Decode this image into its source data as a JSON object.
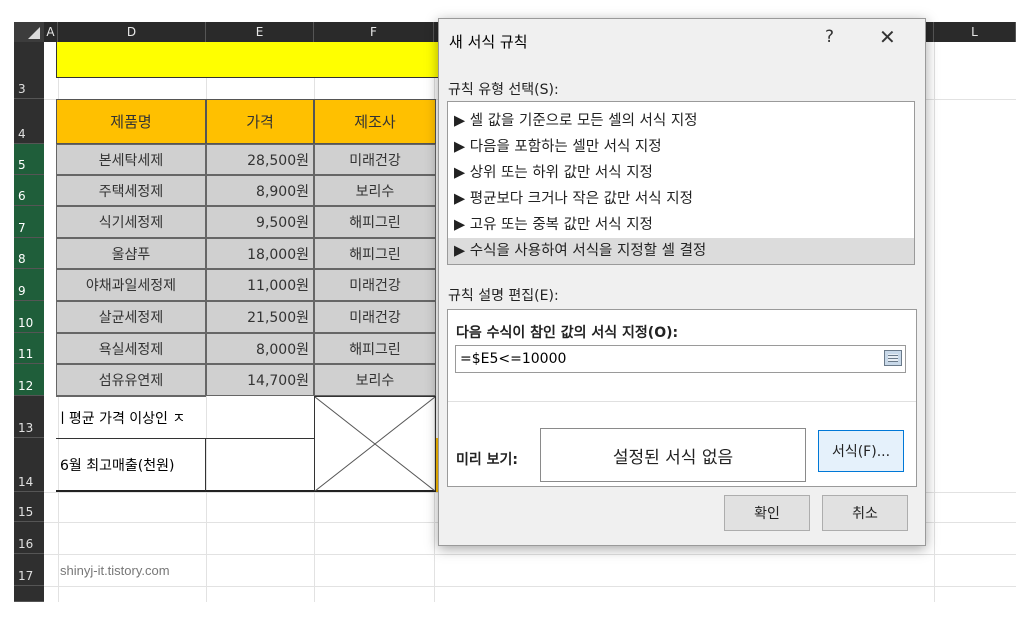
{
  "sheet": {
    "columns": [
      "A",
      "D",
      "E",
      "F",
      "L"
    ],
    "rows": [
      "3",
      "4",
      "5",
      "6",
      "7",
      "8",
      "9",
      "10",
      "11",
      "12",
      "13",
      "14",
      "15",
      "16",
      "17"
    ],
    "table_headers": [
      "제품명",
      "가격",
      "제조사"
    ],
    "table_rows": [
      {
        "name": "본세탁세제",
        "price": "28,500원",
        "maker": "미래건강"
      },
      {
        "name": "주택세정제",
        "price": "8,900원",
        "maker": "보리수"
      },
      {
        "name": "식기세정제",
        "price": "9,500원",
        "maker": "해피그린"
      },
      {
        "name": "울샴푸",
        "price": "18,000원",
        "maker": "해피그린"
      },
      {
        "name": "야채과일세정제",
        "price": "11,000원",
        "maker": "미래건강"
      },
      {
        "name": "살균세정제",
        "price": "21,500원",
        "maker": "미래건강"
      },
      {
        "name": "욕실세정제",
        "price": "8,000원",
        "maker": "해피그린"
      },
      {
        "name": "섬유유연제",
        "price": "14,700원",
        "maker": "보리수"
      }
    ],
    "row13_text": "ㅣ평균 가격 이상인 ㅈ",
    "row14_text": "6월 최고매출(천원)",
    "watermark": "shinyj-it.tistory.com",
    "colors": {
      "header_fill": "#ffc000",
      "title_fill": "#ffff00",
      "data_fill": "#d0d0d0",
      "selected_row": "#1f5e3a"
    }
  },
  "dialog": {
    "title": "새 서식 규칙",
    "help": "?",
    "close": "✕",
    "rule_type_label": "규칙 유형 선택(S):",
    "rule_types": [
      "▶ 셀 값을 기준으로 모든 셀의 서식 지정",
      "▶ 다음을 포함하는 셀만 서식 지정",
      "▶ 상위 또는 하위 값만 서식 지정",
      "▶ 평균보다 크거나 작은 값만 서식 지정",
      "▶ 고유 또는 중복 값만 서식 지정",
      "▶ 수식을 사용하여 서식을 지정할 셀 결정"
    ],
    "selected_rule_index": 5,
    "desc_label": "규칙 설명 편집(E):",
    "formula_label": "다음 수식이 참인 값의 서식 지정(O):",
    "formula_value": "=$E5<=10000",
    "preview_label": "미리 보기:",
    "preview_text": "설정된 서식 없음",
    "format_button": "서식(F)...",
    "ok_button": "확인",
    "cancel_button": "취소",
    "icons": {
      "reference": "range-select-icon",
      "cursor": "mouse-pointer-icon"
    }
  }
}
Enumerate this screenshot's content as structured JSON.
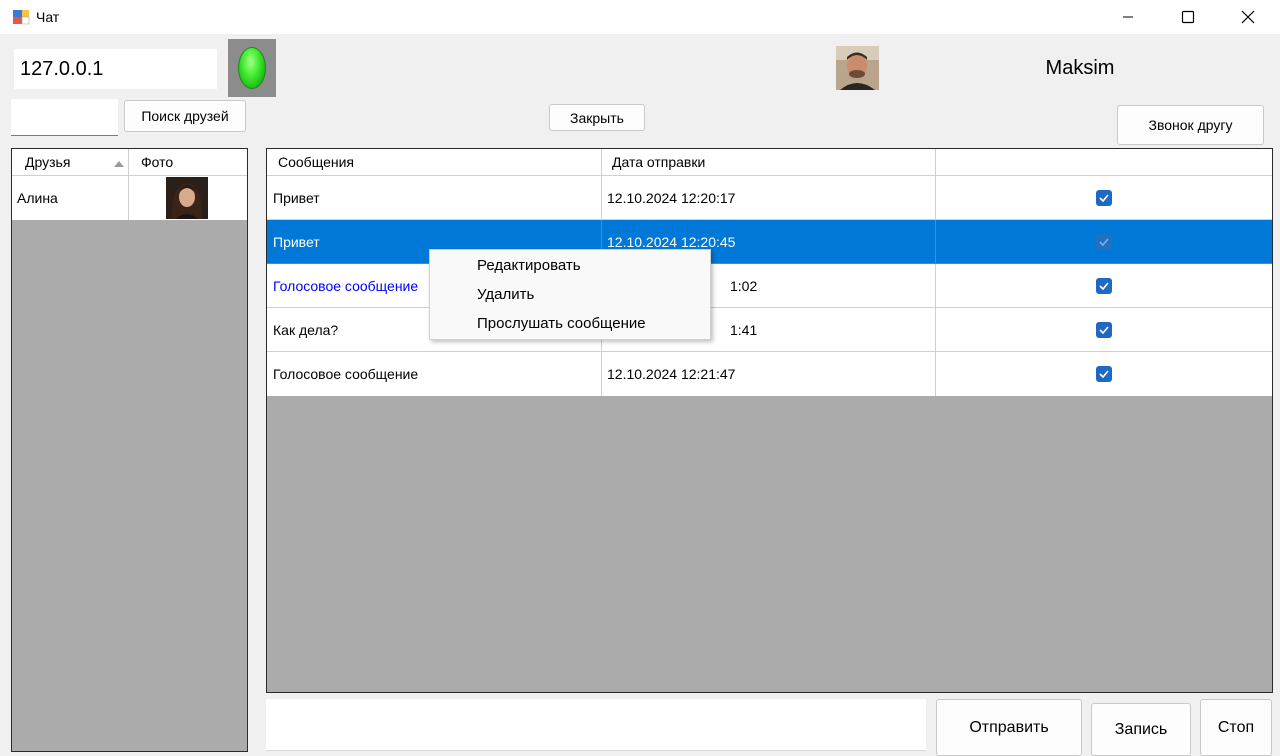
{
  "window": {
    "title": "Чат"
  },
  "connection": {
    "ip": "127.0.0.1"
  },
  "user": {
    "name": "Maksim"
  },
  "toolbar": {
    "search_friends_label": "Поиск друзей",
    "close_label": "Закрыть",
    "call_label": "Звонок другу"
  },
  "friends": {
    "columns": [
      "Друзья",
      "Фото"
    ],
    "rows": [
      {
        "name": "Алина"
      }
    ]
  },
  "messages": {
    "columns": [
      "Сообщения",
      "Дата отправки",
      ""
    ],
    "rows": [
      {
        "text": "Привет",
        "date": "12.10.2024 12:20:17",
        "checked": true
      },
      {
        "text": "Привет",
        "date": "12.10.2024 12:20:45",
        "checked": true,
        "selected": true
      },
      {
        "text": "Голосовое сообщение",
        "date": "1:02",
        "checked": true,
        "link": true
      },
      {
        "text": "Как дела?",
        "date": "1:41",
        "checked": true
      },
      {
        "text": "Голосовое сообщение",
        "date": "12.10.2024 12:21:47",
        "checked": true
      }
    ]
  },
  "context_menu": {
    "items": [
      "Редактировать",
      "Удалить",
      "Прослушать сообщение"
    ]
  },
  "bottom": {
    "send_label": "Отправить",
    "record_label": "Запись",
    "stop_label": "Стоп"
  },
  "colors": {
    "selection": "#0078d7",
    "checkbox": "#1f68c4",
    "link": "#0000ff",
    "status_led": "#3ee32f"
  }
}
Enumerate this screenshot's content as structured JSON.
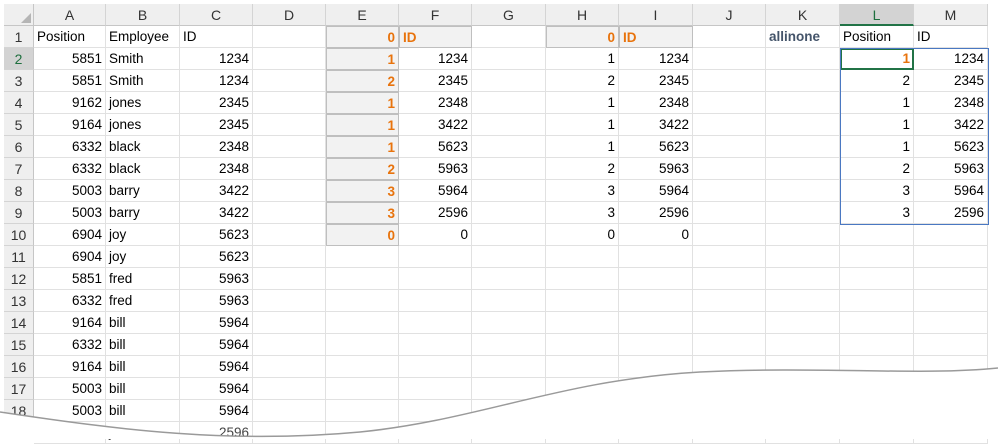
{
  "columns": [
    "A",
    "B",
    "C",
    "D",
    "E",
    "F",
    "G",
    "H",
    "I",
    "J",
    "K",
    "L",
    "M"
  ],
  "rows": [
    "1",
    "2",
    "3",
    "4",
    "5",
    "6",
    "7",
    "8",
    "9",
    "10",
    "11",
    "12",
    "13",
    "14",
    "15",
    "16",
    "17",
    "18"
  ],
  "cells": {
    "A": [
      "Position",
      "5851",
      "5851",
      "9162",
      "9164",
      "6332",
      "6332",
      "5003",
      "5003",
      "6904",
      "6904",
      "5851",
      "6332",
      "9164",
      "6332",
      "9164",
      "5003",
      "5003"
    ],
    "B": [
      "Employee",
      "Smith",
      "Smith",
      "jones",
      "jones",
      "black",
      "black",
      "barry",
      "barry",
      "joy",
      "joy",
      "fred",
      "fred",
      "bill",
      "bill",
      "bill",
      "bill",
      "bill"
    ],
    "C": [
      "ID",
      "1234",
      "1234",
      "2345",
      "2345",
      "2348",
      "2348",
      "3422",
      "3422",
      "5623",
      "5623",
      "5963",
      "5963",
      "5964",
      "5964",
      "5964",
      "5964",
      "5964"
    ],
    "E": [
      "0",
      "1",
      "2",
      "1",
      "1",
      "1",
      "2",
      "3",
      "3",
      "0"
    ],
    "F": [
      "ID",
      "1234",
      "2345",
      "2348",
      "3422",
      "5623",
      "5963",
      "5964",
      "2596",
      "0"
    ],
    "H": [
      "0",
      "1",
      "2",
      "1",
      "1",
      "1",
      "2",
      "3",
      "3",
      "0"
    ],
    "I": [
      "ID",
      "1234",
      "2345",
      "2348",
      "3422",
      "5623",
      "5963",
      "5964",
      "2596",
      "0"
    ],
    "K": [
      "allinone"
    ],
    "L": [
      "Position",
      "1",
      "2",
      "1",
      "1",
      "1",
      "2",
      "3",
      "3"
    ],
    "M": [
      "ID",
      "1234",
      "2345",
      "2348",
      "3422",
      "5623",
      "5963",
      "5964",
      "2596"
    ]
  },
  "partial_row_19": {
    "A": "....",
    "B": "joe",
    "C": "2596"
  },
  "selected": {
    "column": "L",
    "row": "2"
  },
  "colors": {
    "accent_green": "#217346",
    "orange": "#e8730c",
    "range_blue": "#4a78c2",
    "allinone_text": "#44546a"
  }
}
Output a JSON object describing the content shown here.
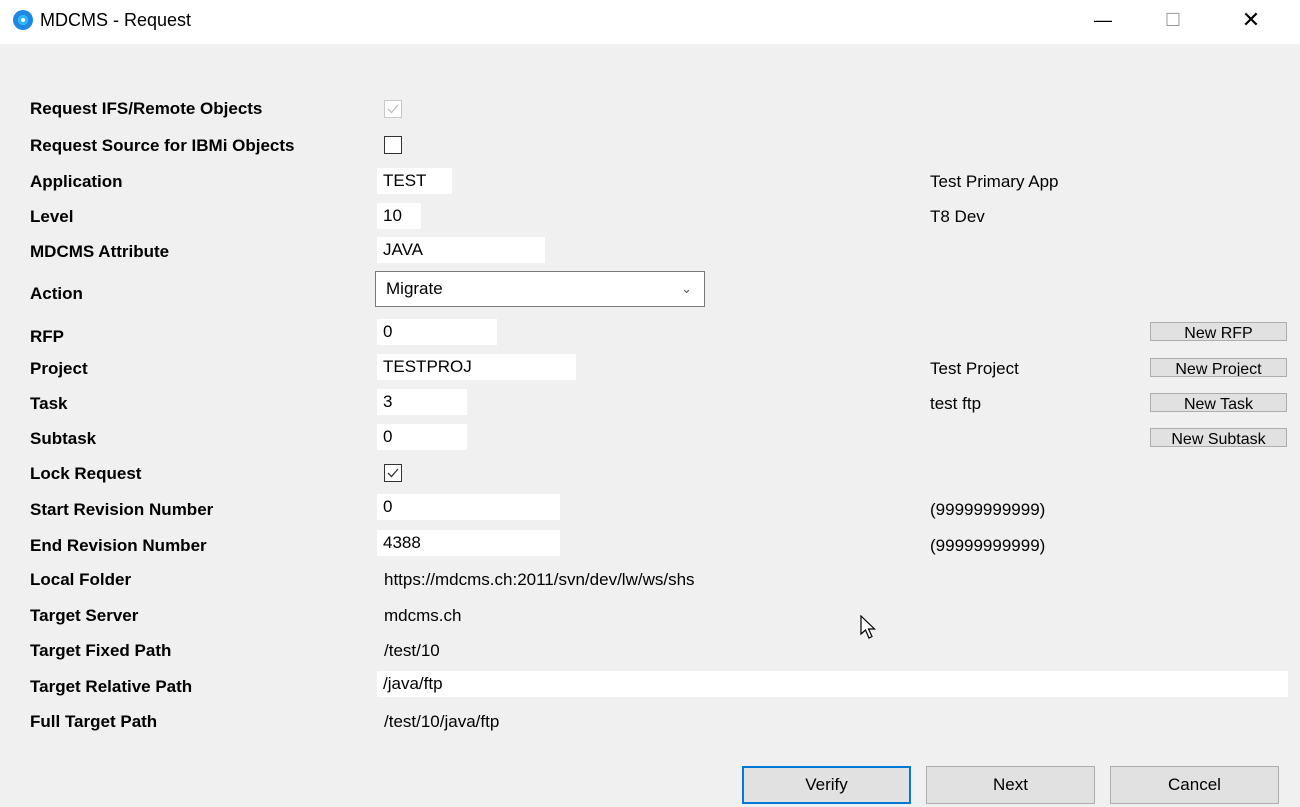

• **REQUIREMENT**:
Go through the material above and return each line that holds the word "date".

• **WRITTEN ANSWER**:
        "date": "12.10.2024 12:20:17",
        "date": "12.10.2024 12:20:45",
        "date": "1:02",
        "date": "1:41",
        "date": "12.10.2024 12:21:47",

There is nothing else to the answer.